Mindfulness for Sustainability

BiNKA (German acronym for education for sustainable consumption through mindfulness training) is an inter- and transdisciplinary research and development project funded by the Federal Ministry of Education and Research (BMBF). It aims to investigate the relationship between mindfulness and sustainable consumption in an intervention study.

Mindfulness for sustainability: a personal journey by Pierre Echaubard


The relationship between mindfulness and sustainable living has intrigued me for many years. I originally started thinking about mindfulness through non-religious practices, such as free diving and rock climbing, as well as spending years hiking barefoot in the most continued . . .

What is the Link between Sustainability and Mindfulness?

 Professor Christine Wamsler


"Sustainability is often studied from a large-scale, political or institutional perspective.

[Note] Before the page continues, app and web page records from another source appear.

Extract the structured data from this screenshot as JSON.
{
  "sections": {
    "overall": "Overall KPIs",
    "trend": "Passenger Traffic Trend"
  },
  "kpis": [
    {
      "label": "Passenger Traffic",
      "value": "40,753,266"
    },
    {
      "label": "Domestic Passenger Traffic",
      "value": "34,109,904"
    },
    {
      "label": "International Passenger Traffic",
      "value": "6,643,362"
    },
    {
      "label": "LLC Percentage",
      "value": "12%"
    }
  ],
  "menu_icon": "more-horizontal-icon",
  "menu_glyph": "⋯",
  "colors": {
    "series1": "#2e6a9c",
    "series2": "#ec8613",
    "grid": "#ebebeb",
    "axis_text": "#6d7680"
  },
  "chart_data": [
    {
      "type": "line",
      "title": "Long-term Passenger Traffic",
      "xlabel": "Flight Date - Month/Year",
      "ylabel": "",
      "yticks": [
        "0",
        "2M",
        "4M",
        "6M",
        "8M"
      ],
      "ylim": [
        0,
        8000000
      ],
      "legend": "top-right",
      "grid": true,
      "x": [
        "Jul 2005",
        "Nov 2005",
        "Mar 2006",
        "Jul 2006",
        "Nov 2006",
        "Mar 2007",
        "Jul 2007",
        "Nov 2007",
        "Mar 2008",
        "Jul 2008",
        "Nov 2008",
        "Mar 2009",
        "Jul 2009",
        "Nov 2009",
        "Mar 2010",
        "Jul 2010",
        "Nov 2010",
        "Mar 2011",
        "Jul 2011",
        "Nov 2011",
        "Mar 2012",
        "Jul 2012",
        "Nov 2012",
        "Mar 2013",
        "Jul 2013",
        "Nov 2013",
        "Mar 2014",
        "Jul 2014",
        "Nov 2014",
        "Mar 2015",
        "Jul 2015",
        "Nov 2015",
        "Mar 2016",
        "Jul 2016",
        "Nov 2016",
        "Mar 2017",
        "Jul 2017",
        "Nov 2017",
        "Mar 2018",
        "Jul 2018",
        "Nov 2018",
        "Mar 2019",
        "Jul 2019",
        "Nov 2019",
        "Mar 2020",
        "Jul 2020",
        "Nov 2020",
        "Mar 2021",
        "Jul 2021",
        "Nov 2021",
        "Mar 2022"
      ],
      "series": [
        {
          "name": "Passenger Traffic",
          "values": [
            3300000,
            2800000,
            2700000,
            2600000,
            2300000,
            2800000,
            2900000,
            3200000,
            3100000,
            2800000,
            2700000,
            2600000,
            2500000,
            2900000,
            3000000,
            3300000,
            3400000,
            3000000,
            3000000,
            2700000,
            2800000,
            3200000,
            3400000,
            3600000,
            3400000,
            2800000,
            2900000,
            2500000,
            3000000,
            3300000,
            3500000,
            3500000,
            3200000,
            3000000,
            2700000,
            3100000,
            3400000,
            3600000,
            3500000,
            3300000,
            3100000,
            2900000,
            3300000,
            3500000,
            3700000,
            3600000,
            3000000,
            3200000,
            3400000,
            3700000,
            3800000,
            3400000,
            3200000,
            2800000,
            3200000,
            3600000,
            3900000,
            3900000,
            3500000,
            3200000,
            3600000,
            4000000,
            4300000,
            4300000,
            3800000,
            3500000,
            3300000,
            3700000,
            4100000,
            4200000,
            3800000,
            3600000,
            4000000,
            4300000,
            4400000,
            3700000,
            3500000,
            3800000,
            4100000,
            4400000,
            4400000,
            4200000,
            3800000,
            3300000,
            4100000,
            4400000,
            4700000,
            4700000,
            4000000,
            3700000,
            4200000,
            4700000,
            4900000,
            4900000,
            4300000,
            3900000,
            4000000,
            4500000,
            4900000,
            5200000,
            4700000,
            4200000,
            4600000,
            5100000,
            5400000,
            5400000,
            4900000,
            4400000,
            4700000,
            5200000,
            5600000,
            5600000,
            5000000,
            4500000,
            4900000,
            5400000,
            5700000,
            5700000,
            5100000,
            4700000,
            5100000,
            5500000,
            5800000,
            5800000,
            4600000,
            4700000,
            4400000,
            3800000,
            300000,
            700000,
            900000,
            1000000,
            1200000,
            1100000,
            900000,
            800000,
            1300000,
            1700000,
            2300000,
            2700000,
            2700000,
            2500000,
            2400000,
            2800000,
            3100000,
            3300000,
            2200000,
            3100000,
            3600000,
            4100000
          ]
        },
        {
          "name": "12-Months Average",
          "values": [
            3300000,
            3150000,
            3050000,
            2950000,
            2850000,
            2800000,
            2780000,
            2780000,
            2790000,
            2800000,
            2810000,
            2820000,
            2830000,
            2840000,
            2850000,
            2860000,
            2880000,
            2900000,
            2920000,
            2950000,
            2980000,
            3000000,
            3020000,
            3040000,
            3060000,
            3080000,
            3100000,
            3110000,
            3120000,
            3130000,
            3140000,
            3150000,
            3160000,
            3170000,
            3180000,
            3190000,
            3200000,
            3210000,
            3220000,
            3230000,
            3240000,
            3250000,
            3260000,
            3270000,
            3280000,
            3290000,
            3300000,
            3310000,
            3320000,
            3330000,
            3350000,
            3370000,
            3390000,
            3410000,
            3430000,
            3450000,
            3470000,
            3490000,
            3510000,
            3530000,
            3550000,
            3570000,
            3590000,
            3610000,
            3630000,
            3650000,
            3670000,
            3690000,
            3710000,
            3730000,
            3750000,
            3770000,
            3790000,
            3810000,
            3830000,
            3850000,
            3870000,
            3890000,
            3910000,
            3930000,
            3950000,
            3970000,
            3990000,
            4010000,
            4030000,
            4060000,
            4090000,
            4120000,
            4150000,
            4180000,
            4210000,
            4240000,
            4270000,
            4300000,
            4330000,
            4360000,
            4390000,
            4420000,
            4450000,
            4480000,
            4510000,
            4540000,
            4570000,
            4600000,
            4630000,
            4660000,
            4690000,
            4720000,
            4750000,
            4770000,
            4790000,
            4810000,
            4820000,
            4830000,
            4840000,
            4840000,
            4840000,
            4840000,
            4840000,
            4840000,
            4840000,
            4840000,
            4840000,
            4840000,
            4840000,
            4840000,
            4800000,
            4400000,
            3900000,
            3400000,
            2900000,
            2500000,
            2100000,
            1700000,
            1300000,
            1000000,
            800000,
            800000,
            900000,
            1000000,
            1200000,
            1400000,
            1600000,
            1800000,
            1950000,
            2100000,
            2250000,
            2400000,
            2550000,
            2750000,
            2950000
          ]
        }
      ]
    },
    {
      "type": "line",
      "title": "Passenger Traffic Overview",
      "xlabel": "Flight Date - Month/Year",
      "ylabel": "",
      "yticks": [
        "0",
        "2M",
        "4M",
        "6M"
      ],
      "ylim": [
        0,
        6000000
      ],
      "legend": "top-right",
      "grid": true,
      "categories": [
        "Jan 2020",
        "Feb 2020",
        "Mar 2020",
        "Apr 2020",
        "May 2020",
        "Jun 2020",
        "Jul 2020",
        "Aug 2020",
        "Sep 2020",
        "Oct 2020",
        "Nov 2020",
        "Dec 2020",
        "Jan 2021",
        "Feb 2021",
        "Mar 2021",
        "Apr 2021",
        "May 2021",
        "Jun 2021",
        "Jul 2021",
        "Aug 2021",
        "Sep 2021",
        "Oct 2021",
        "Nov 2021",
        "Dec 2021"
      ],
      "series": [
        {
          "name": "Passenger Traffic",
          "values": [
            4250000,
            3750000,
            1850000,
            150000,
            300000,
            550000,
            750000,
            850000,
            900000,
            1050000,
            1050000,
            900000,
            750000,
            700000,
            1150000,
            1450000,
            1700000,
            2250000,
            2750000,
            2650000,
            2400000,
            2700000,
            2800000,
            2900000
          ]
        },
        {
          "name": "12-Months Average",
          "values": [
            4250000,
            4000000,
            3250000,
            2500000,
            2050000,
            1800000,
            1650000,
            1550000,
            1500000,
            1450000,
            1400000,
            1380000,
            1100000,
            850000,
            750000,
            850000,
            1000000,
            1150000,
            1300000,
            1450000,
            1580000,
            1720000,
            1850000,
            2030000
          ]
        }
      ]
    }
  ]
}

I was interested in looking at sustainability from the other end, how individual inner transition could impact on global sustainability," says Professor Christine Wamsler from LUCSUS. This interest led her to conduct a study on sustainability and mindfulness – since mindfulness is generally linked to individual transition and a changed sense of self-awareness in relation to the world and your place in it. "I wanted to explore whether there are any linkages between sustainability and mindfulness, and how this is reflected in current sustainability research, practice and teaching." Her study found that mindfulness so far has been vastly neglected in sustainability research and science. Yet, based on the reported positive effects of practicing mindfulness, the study shows that there is scientific support for mindfulness having a positive impact on sustainability at all levels.

Research: Mindfulness in sustainability science, practice, and teaching

CICERO Researchers

Torgeir Ericson, BG Kjonstad, A Barstad

Ecosystems are under pressure due to high levels of material consumption. Subjective wellbeing sought through other means than material rewards could make an important contribution to sustainability.


A wealth of research indicates that mindfulness contributes to subjective wellbeing by focusing the mind on the here and now, giving rise to stronger empathy and compassion, facilitating clarification of goals and values, and enabling people to avoid the “hedonic treadmill”.


There is also a body of research that shows how subjective wellbeing, empathy, compassion, and non-materialistic/intrinsic values are associated with more sustainable behaviour.


Based on a review of the literature on these topics, we suggest that promoting mindfulness practice in schools, workplaces and elsewhere could be construed as a policy that pays a “double dividend” in that it could contribute both to more sustainable ways of life and to greater wellbeing.